The advent of Agents Mutual and their “OnTheMarket” portal is set to shake up the property world. The contractual requirement for Estate Agents utilising “OnTheMarket” to market properties online via only one other portal is controversial and a source of huge debate across the property community.
In reality, the end client will decide how the online market develops and which portals will succeed. However, one angle which many agents may overlook is the Insurance perspective; it is important to understand how an Agents actions could impact their susceptibility to Professional Indemnity Insurance claims.
Property Experts Owe A Duty Of Care
As a trained property expert, an Estate Agent owes a heightened duty of care to their client for the advice and expertise provided. The onus is, therefore, on the Agent to act professionally and transparently in the services they provide.
Should a client feel that the services or advice provided may have breached that duty of care, and in turn, they have suffered a financial loss, they are likely to pursue a Professional Liability claim against the Agent.

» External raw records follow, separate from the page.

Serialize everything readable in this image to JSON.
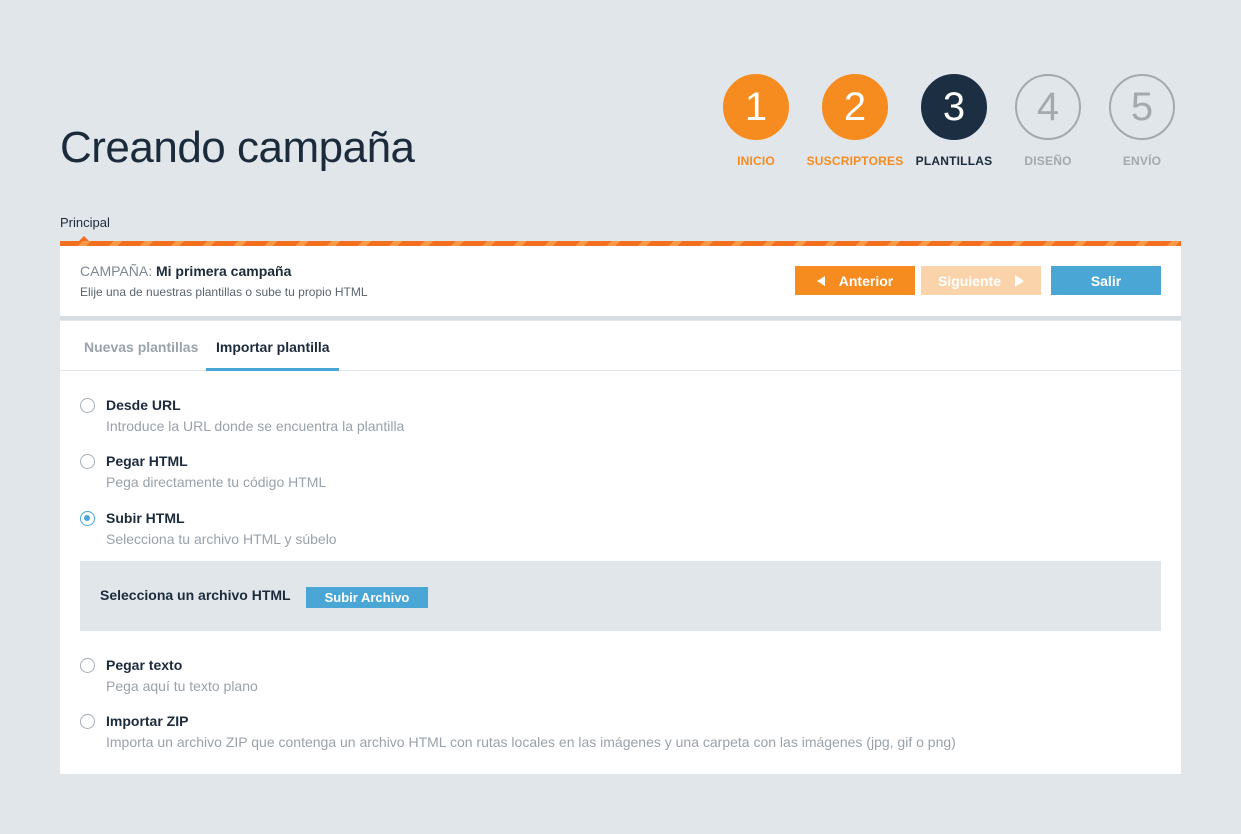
{
  "page": {
    "title": "Creando campaña"
  },
  "steps": [
    {
      "number": "1",
      "label": "INICIO",
      "state": "done"
    },
    {
      "number": "2",
      "label": "SUSCRIPTORES",
      "state": "done"
    },
    {
      "number": "3",
      "label": "PLANTILLAS",
      "state": "current"
    },
    {
      "number": "4",
      "label": "DISEÑO",
      "state": "pending"
    },
    {
      "number": "5",
      "label": "ENVÍO",
      "state": "pending"
    }
  ],
  "section": {
    "tab_label": "Principal"
  },
  "header": {
    "campaign_prefix": "CAMPAÑA:",
    "campaign_name": "Mi primera campaña",
    "subtitle": "Elije una de nuestras plantillas o sube tu propio HTML",
    "prev_label": "Anterior",
    "next_label": "Siguiente",
    "exit_label": "Salir"
  },
  "tabs": [
    {
      "label": "Nuevas plantillas",
      "active": false
    },
    {
      "label": "Importar plantilla",
      "active": true
    }
  ],
  "options": [
    {
      "title": "Desde URL",
      "description": "Introduce la URL donde se encuentra la plantilla",
      "selected": false
    },
    {
      "title": "Pegar HTML",
      "description": "Pega directamente tu código HTML",
      "selected": false
    },
    {
      "title": "Subir HTML",
      "description": "Selecciona tu archivo HTML y súbelo",
      "selected": true
    },
    {
      "title": "Pegar texto",
      "description": "Pega aquí tu texto plano",
      "selected": false
    },
    {
      "title": "Importar ZIP",
      "description": "Importa un archivo ZIP que contenga un archivo HTML con rutas locales en las imágenes y una carpeta con las imágenes (jpg, gif o png)",
      "selected": false
    }
  ],
  "upload": {
    "label": "Selecciona un archivo HTML",
    "button_label": "Subir Archivo"
  },
  "colors": {
    "accent_orange": "#f68b1f",
    "accent_blue": "#4aa7d5",
    "navy": "#1c2e42",
    "background": "#e1e6ea"
  }
}
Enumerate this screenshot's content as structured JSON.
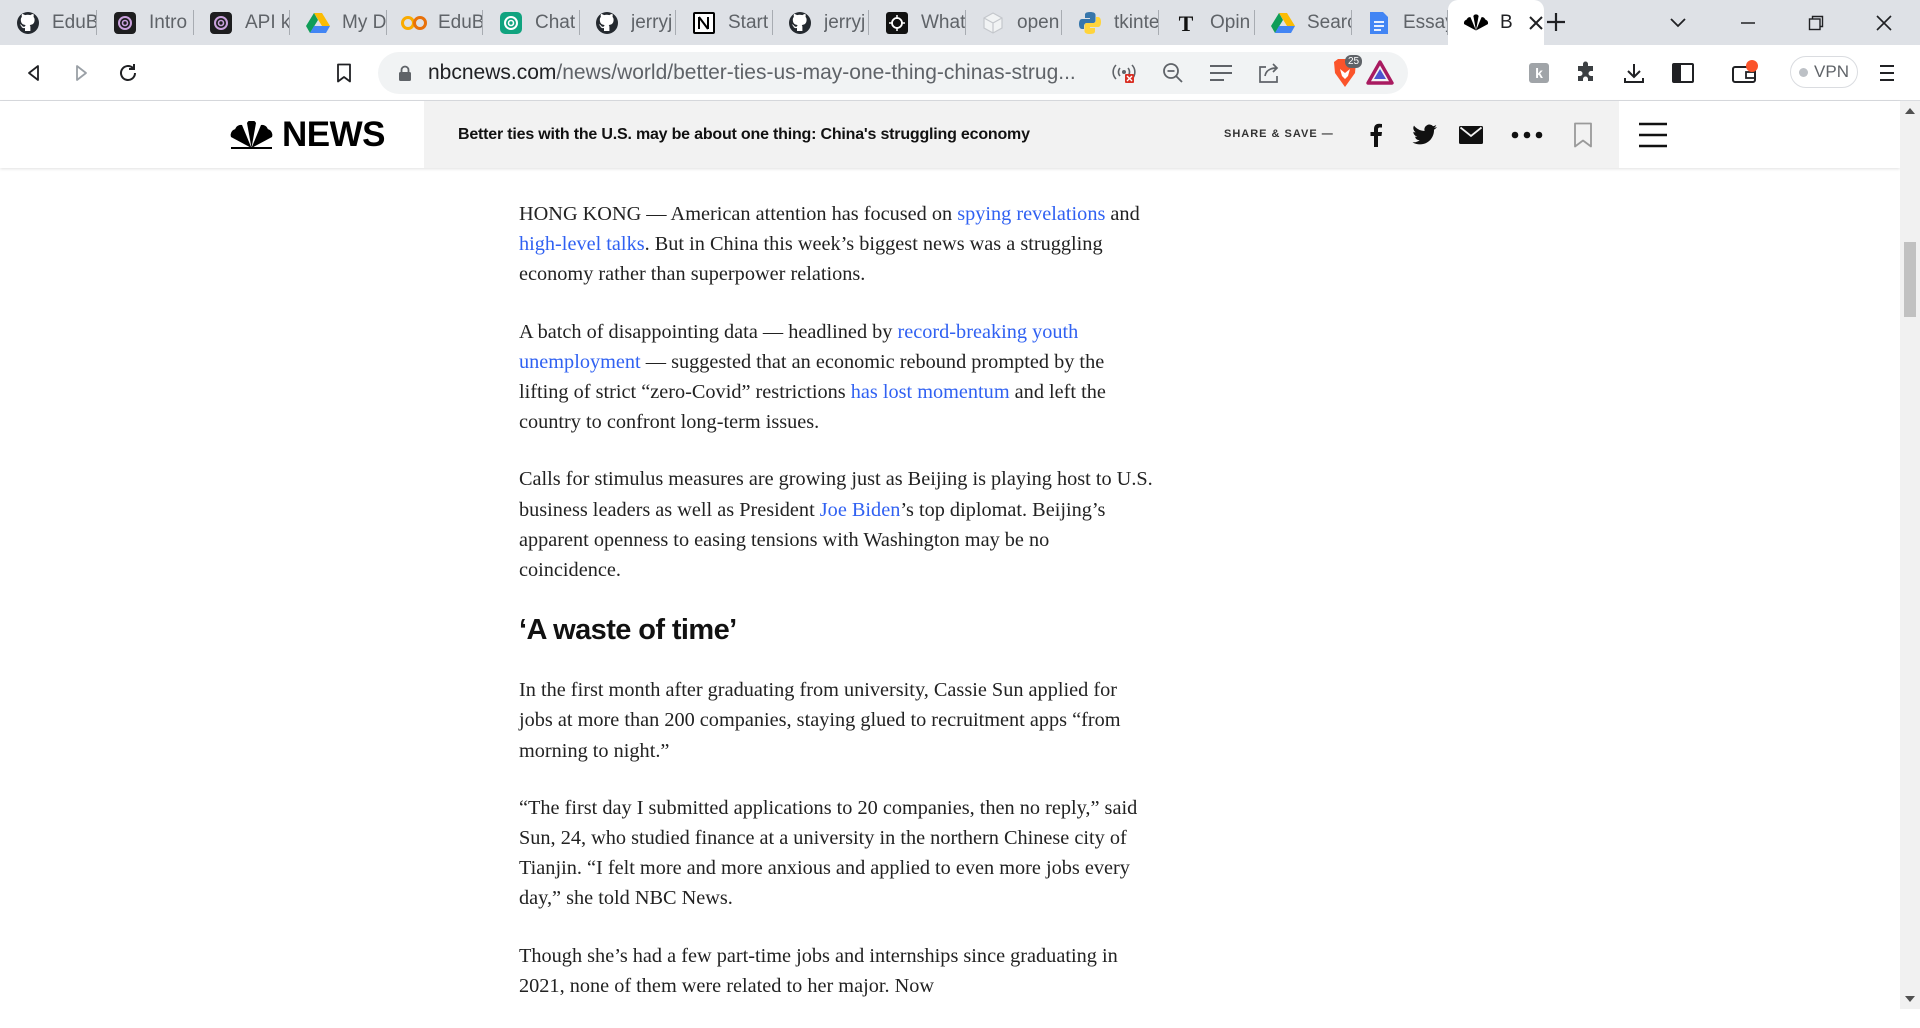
{
  "browser": {
    "tabs": [
      {
        "title": "EduB",
        "icon": "github-icon"
      },
      {
        "title": "Intro",
        "icon": "openai-icon"
      },
      {
        "title": "API k",
        "icon": "openai-icon"
      },
      {
        "title": "My D",
        "icon": "google-drive-icon"
      },
      {
        "title": "EduB",
        "icon": "colab-icon"
      },
      {
        "title": "Chat",
        "icon": "chatgpt-icon"
      },
      {
        "title": "jerryj",
        "icon": "github-icon"
      },
      {
        "title": "Start",
        "icon": "notion-icon"
      },
      {
        "title": "jerryj",
        "icon": "github-icon"
      },
      {
        "title": "What",
        "icon": "ai-icon"
      },
      {
        "title": "open",
        "icon": "cube-icon"
      },
      {
        "title": "tkinte",
        "icon": "python-icon"
      },
      {
        "title": "Opin",
        "icon": "nytimes-icon"
      },
      {
        "title": "Searc",
        "icon": "google-drive-icon"
      },
      {
        "title": "Essay",
        "icon": "google-docs-icon"
      },
      {
        "title": "B",
        "icon": "nbc-peacock-icon",
        "active": true
      }
    ],
    "url_domain": "nbcnews.com",
    "url_path": "/news/world/better-ties-us-may-one-thing-chinas-strug...",
    "brave_shield_count": "25",
    "vpn_label": "VPN"
  },
  "site": {
    "logo_text": "NEWS",
    "headline": "Better ties with the U.S. may be about one thing: China's struggling economy",
    "share_label": "SHARE & SAVE —"
  },
  "article": {
    "p1": {
      "t1": "HONG KONG — American attention has focused on ",
      "l1": "spying revelations",
      "t2": " and ",
      "l2": "high-level talks",
      "t3": ". But in China this week’s biggest news was a struggling economy rather than superpower relations."
    },
    "p2": {
      "t1": "A batch of disappointing data — headlined by ",
      "l1": "record-breaking youth unemployment",
      "t2": " — suggested that an economic rebound prompted by the lifting of strict “zero-Covid” restrictions ",
      "l2": "has lost momentum",
      "t3": " and left the country to confront long-term issues."
    },
    "p3": {
      "t1": "Calls for stimulus measures are growing just as Beijing is playing host to U.S. business leaders as well as President ",
      "l1": "Joe Biden",
      "t2": "’s top diplomat. Beijing’s apparent openness to easing tensions with Washington may be no coincidence."
    },
    "subheading": "‘A waste of time’",
    "p4": "In the first month after graduating from university, Cassie Sun applied for jobs at more than 200 companies, staying glued to recruitment apps “from morning to night.”",
    "p5": "“The first day I submitted applications to 20 companies, then no reply,” said Sun, 24, who studied finance at a university in the northern Chinese city of Tianjin. “I felt more and more anxious and applied to even more jobs every day,” she told NBC News.",
    "p6": "Though she’s had a few part-time jobs and internships since graduating in 2021, none of them were related to her major. Now"
  },
  "colors": {
    "link": "#3061f2",
    "tabstrip": "#dee1e6",
    "headline_bar": "#f2f2f2"
  }
}
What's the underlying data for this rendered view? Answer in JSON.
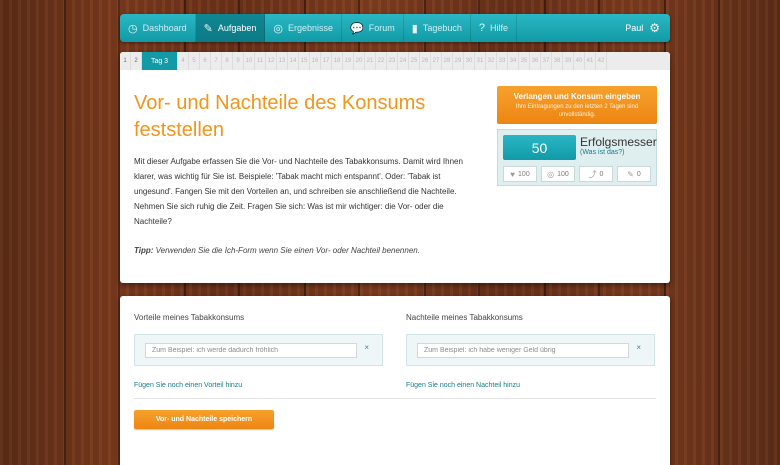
{
  "nav": {
    "items": [
      {
        "label": "Dashboard",
        "icon": "clock-icon"
      },
      {
        "label": "Aufgaben",
        "icon": "pencil-icon"
      },
      {
        "label": "Ergebnisse",
        "icon": "target-icon"
      },
      {
        "label": "Forum",
        "icon": "chat-icon"
      },
      {
        "label": "Tagebuch",
        "icon": "book-icon"
      },
      {
        "label": "Hilfe",
        "icon": "question-icon"
      }
    ],
    "active_index": 1,
    "user": "Paul"
  },
  "days": {
    "past": [
      "1",
      "2"
    ],
    "active": "Tag 3",
    "future": [
      "4",
      "5",
      "6",
      "7",
      "8",
      "9",
      "10",
      "11",
      "12",
      "13",
      "14",
      "15",
      "16",
      "17",
      "18",
      "19",
      "20",
      "21",
      "22",
      "23",
      "24",
      "25",
      "26",
      "27",
      "28",
      "29",
      "30",
      "31",
      "32",
      "33",
      "34",
      "35",
      "36",
      "37",
      "38",
      "39",
      "40",
      "41",
      "42"
    ]
  },
  "task": {
    "title": "Vor- und Nachteile des Konsums feststellen",
    "description": "Mit dieser Aufgabe erfassen Sie die Vor- und Nachteile des Tabakkonsums. Damit wird Ihnen klarer, was wichtig für Sie ist. Beispiele: 'Tabak macht mich entspannt'. Oder: 'Tabak ist ungesund'. Fangen Sie mit den Vorteilen an, und schreiben sie anschließend die Nachteile. Nehmen Sie sich ruhig die Zeit. Fragen Sie sich: Was ist mir wichtiger: die Vor- oder die Nachteile?",
    "tip_label": "Tipp:",
    "tip_text": "Verwenden Sie die Ich-Form wenn Sie einen Vor- oder Nachteil benennen."
  },
  "sidebar": {
    "cta_title": "Verlangen und Konsum eingeben",
    "cta_sub": "Ihre Eintragungen zu den letzten 2 Tagen sind unvollständig.",
    "score": "50",
    "score_title": "Erfolgsmesser",
    "score_link": "(Was ist das?)",
    "stats": [
      {
        "icon": "heart-icon",
        "value": "100"
      },
      {
        "icon": "target-icon",
        "value": "100"
      },
      {
        "icon": "chart-icon",
        "value": "0"
      },
      {
        "icon": "pencil-icon",
        "value": "0"
      }
    ]
  },
  "form": {
    "pros_title": "Vorteile meines Tabakkonsums",
    "pros_placeholder": "Zum Beispiel: ich werde dadurch fröhlich",
    "pros_add": "Fügen Sie noch einen Vorteil hinzu",
    "cons_title": "Nachteile meines Tabakkonsums",
    "cons_placeholder": "Zum Beispiel: ich habe weniger Geld übrig",
    "cons_add": "Fügen Sie noch einen Nachteil hinzu",
    "remove_symbol": "×",
    "save_label": "Vor- und Nachteile speichern"
  },
  "colors": {
    "teal": "#129aa7",
    "orange": "#f2951b"
  }
}
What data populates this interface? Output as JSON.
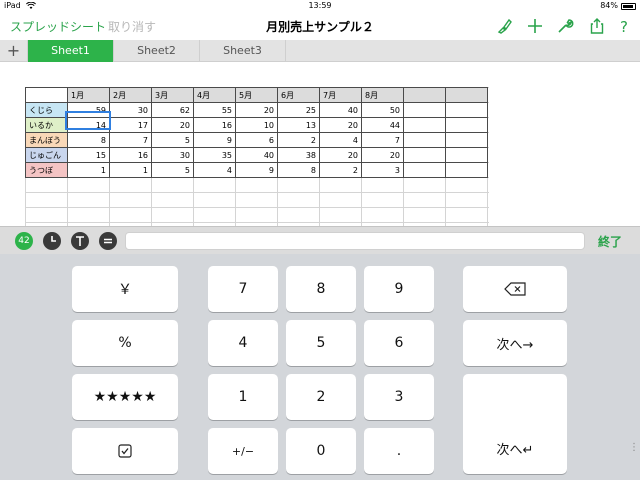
{
  "status": {
    "carrier": "iPad",
    "time": "13:59",
    "battery": "84%"
  },
  "toolbar": {
    "spreadsheets_label": "スプレッドシート",
    "undo_label": "取り消す",
    "title": "月別売上サンプル２"
  },
  "tabs": {
    "add": "+",
    "items": [
      "Sheet1",
      "Sheet2",
      "Sheet3"
    ],
    "active": 0
  },
  "table": {
    "columns": [
      "1月",
      "2月",
      "3月",
      "4月",
      "5月",
      "6月",
      "7月",
      "8月",
      "",
      ""
    ],
    "rows": [
      {
        "label": "くじら",
        "color": "#c7e6f4",
        "values": [
          "59",
          "30",
          "62",
          "55",
          "20",
          "25",
          "40",
          "50",
          "",
          ""
        ]
      },
      {
        "label": "いるか",
        "color": "#dff0c8",
        "values": [
          "14",
          "17",
          "20",
          "16",
          "10",
          "13",
          "20",
          "44",
          "",
          ""
        ]
      },
      {
        "label": "まんぼう",
        "color": "#f9d8b8",
        "values": [
          "8",
          "7",
          "5",
          "9",
          "6",
          "2",
          "4",
          "7",
          "",
          ""
        ]
      },
      {
        "label": "じゅごん",
        "color": "#c9d6ee",
        "values": [
          "15",
          "16",
          "30",
          "35",
          "40",
          "38",
          "20",
          "20",
          "",
          ""
        ]
      },
      {
        "label": "うつぼ",
        "color": "#f4c4c4",
        "values": [
          "1",
          "1",
          "5",
          "4",
          "9",
          "8",
          "2",
          "3",
          "",
          ""
        ]
      }
    ]
  },
  "formula_bar": {
    "number_label": "42",
    "done_label": "終了"
  },
  "keypad": {
    "yen": "￥",
    "percent": "%",
    "stars": "★★★★★",
    "seven": "7",
    "eight": "8",
    "nine": "9",
    "four": "4",
    "five": "5",
    "six": "6",
    "one": "1",
    "two": "2",
    "three": "3",
    "plusminus": "+/−",
    "zero": "0",
    "decimal": ".",
    "next_right": "次へ→",
    "next_enter": "次へ↵"
  },
  "colors": {
    "accent": "#2db34a",
    "selection": "#2f7fe0"
  }
}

How Can Portal Changes Breach Duty Of Care?
In simple terms, a client will engage an Estate Agent to sell or let their property. In exchange for a pre-defined fee, the Agent will market the property and manage the sales process – alongside other agreed activities.
In itself, the marketing restriction to two portals, and by definition, not marketing via one of the two current market leaders, is not likely to be perceived as a breach of professional duty.
This is on the assumption that the marketing process has been fully explained to the client and communicated in the Terms of Business and the contract between the Agent and the client. If this doesn’t happen, the client could argue that restricted marketing has, in turn, restricted their ability to sell or let their property.
What Types of Losses Could Be Challenged?
While no precedent currently exists, should a property remain unsold and, for example, the seller loses fees on another purchase which falls through, they could sight the lack of information around restricted marketing as a probable cause and look to the Estate Agent for financial compensation.
Transparency Is Key
As long as the marketing process is fully explained clearly and transparently, the contractual terms of acceptance will be much clearer. Staff should be armed with answers to questions relating to the background and reasoning so that the client can make an informed decision about their choice of Agent prior to instruction.
Other Areas of Consideration…
On and offline documentation should be reviewed to ensure terms and conditions have been updated.
If the Agent is no longer dealing with a specific portal, they could find themselves in breach of copyright if the portal’s logo is still shown online or via any marketing material.
#3 Existing Instructions
For properties which are currently being marketed and may be removed from a portal, it would be best practice to re-engage with the client to explain any potential changes and gain their acceptance.